A new exhibition at the Brooklyn Museum examines the history of racial persecution in the US while steering clear of explicit violence. By Anna Furman
With eerie, welded sculptures, tar-coated gold panels and a menacing piano affixed to a tree, a set of black American artists is exploring the history of racially motivated violence in the US through a new exhibit at the Brooklyn Museum. The Legacy of Lynching: Confronting Racial Terror in America – now on view – traces the links between slavery, segregation and mass incarceration.
“There haven’t been any exhibits that try to present the perspective, reflections, and responses to lynching by survivors and victims,” explains Bryan Stevenson, a public-interest lawyer and the founder of the Equal Justice Initiative. In fact, this is the first time a major art museum has used lynching as the central theme of a show. (In 1935 the NAACP organized an exhibit of illustrations and prints about lynching at New York’s Arthur U Newton gallery.)
Burning African Village Play Set with Big House and Lynching, 2006 (detail).

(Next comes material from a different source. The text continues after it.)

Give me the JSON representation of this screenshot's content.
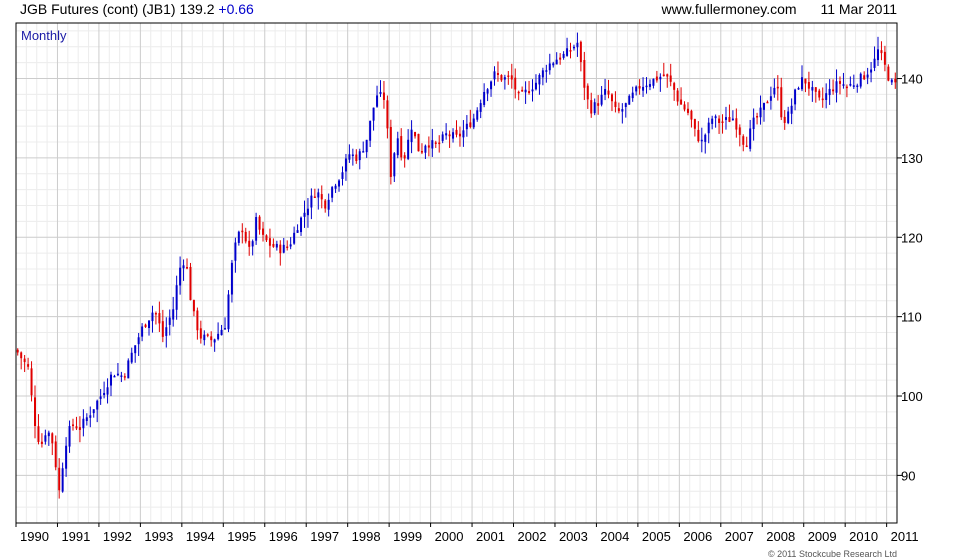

Brooklyn Museum, purchased with funds given by John and Barbara Vogelstein and Stephanie and Tim Ingrassia, 2008.53.1a-v. © Kara Walker.